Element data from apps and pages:
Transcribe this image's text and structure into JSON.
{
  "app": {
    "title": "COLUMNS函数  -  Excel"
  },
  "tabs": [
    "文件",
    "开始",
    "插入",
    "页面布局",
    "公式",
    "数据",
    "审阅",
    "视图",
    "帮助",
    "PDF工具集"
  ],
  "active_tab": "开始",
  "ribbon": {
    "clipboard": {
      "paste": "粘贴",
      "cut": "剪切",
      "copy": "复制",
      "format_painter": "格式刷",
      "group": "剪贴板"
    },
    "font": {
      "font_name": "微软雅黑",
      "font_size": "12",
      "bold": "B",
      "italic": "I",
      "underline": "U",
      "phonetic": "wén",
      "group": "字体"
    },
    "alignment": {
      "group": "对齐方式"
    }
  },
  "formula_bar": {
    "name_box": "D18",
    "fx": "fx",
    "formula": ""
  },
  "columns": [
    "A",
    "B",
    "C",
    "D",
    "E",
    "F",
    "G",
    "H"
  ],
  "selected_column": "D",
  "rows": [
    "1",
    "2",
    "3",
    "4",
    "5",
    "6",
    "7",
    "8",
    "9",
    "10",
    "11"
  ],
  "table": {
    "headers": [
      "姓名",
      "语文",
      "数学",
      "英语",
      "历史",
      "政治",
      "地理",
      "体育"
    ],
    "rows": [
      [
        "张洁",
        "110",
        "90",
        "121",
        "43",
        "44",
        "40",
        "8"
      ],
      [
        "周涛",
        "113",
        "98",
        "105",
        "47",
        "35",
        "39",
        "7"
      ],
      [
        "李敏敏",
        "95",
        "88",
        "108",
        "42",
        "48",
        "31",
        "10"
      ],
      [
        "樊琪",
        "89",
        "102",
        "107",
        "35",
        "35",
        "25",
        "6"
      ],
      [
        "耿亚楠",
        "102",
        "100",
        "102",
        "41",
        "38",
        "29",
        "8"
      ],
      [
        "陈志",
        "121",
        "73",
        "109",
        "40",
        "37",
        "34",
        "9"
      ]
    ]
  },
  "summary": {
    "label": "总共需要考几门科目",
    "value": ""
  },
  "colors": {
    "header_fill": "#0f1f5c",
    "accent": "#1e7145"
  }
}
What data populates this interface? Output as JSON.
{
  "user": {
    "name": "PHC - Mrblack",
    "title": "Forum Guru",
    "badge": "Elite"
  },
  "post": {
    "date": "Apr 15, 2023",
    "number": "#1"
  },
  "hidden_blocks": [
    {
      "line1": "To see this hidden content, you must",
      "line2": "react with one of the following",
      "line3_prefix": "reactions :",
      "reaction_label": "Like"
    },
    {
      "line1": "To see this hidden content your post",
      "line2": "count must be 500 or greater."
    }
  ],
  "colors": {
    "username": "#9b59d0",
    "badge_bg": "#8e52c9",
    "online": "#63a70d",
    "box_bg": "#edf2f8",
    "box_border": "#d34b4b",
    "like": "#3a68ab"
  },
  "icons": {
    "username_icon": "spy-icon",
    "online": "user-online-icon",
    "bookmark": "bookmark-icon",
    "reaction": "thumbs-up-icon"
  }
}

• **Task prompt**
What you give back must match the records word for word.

• **Answer**
Transcribe this image's text and structure into JSON.
{
  "app": {
    "title": "COLUMNS函数  -  Excel"
  },
  "tabs": [
    "文件",
    "开始",
    "插入",
    "页面布局",
    "公式",
    "数据",
    "审阅",
    "视图",
    "帮助",
    "PDF工具集"
  ],
  "active_tab": "开始",
  "ribbon": {
    "clipboard": {
      "paste": "粘贴",
      "cut": "剪切",
      "copy": "复制",
      "format_painter": "格式刷",
      "group": "剪贴板"
    },
    "font": {
      "font_name": "微软雅黑",
      "font_size": "12",
      "bold": "B",
      "italic": "I",
      "underline": "U",
      "phonetic": "wén",
      "group": "字体"
    },
    "alignment": {
      "group": "对齐方式"
    }
  },
  "formula_bar": {
    "name_box": "D18",
    "fx": "fx",
    "formula": ""
  },
  "columns": [
    "A",
    "B",
    "C",
    "D",
    "E",
    "F",
    "G",
    "H"
  ],
  "selected_column": "D",
  "rows": [
    "1",
    "2",
    "3",
    "4",
    "5",
    "6",
    "7",
    "8",
    "9",
    "10",
    "11"
  ],
  "table": {
    "headers": [
      "姓名",
      "语文",
      "数学",
      "英语",
      "历史",
      "政治",
      "地理",
      "体育"
    ],
    "rows": [
      [
        "张洁",
        "110",
        "90",
        "121",
        "43",
        "44",
        "40",
        "8"
      ],
      [
        "周涛",
        "113",
        "98",
        "105",
        "47",
        "35",
        "39",
        "7"
      ],
      [
        "李敏敏",
        "95",
        "88",
        "108",
        "42",
        "48",
        "31",
        "10"
      ],
      [
        "樊琪",
        "89",
        "102",
        "107",
        "35",
        "35",
        "25",
        "6"
      ],
      [
        "耿亚楠",
        "102",
        "100",
        "102",
        "41",
        "38",
        "29",
        "8"
      ],
      [
        "陈志",
        "121",
        "73",
        "109",
        "40",
        "37",
        "34",
        "9"
      ]
    ]
  },
  "summary": {
    "label": "总共需要考几门科目",
    "value": ""
  },
  "colors": {
    "header_fill": "#0f1f5c",
    "accent": "#1e7145"
  }
}
What data populates this interface? Output as JSON.
{
  "user": {
    "name": "PHC - Mrblack",
    "title": "Forum Guru",
    "badge": "Elite"
  },
  "post": {
    "date": "Apr 15, 2023",
    "number": "#1"
  },
  "hidden_blocks": [
    {
      "line1": "To see this hidden content, you must",
      "line2": "react with one of the following",
      "line3_prefix": "reactions :",
      "reaction_label": "Like"
    },
    {
      "line1": "To see this hidden content your post",
      "line2": "count must be 500 or greater."
    }
  ],
  "colors": {
    "username": "#9b59d0",
    "badge_bg": "#8e52c9",
    "online": "#63a70d",
    "box_bg": "#edf2f8",
    "box_border": "#d34b4b",
    "like": "#3a68ab"
  },
  "icons": {
    "username_icon": "spy-icon",
    "online": "user-online-icon",
    "bookmark": "bookmark-icon",
    "reaction": "thumbs-up-icon"
  }
}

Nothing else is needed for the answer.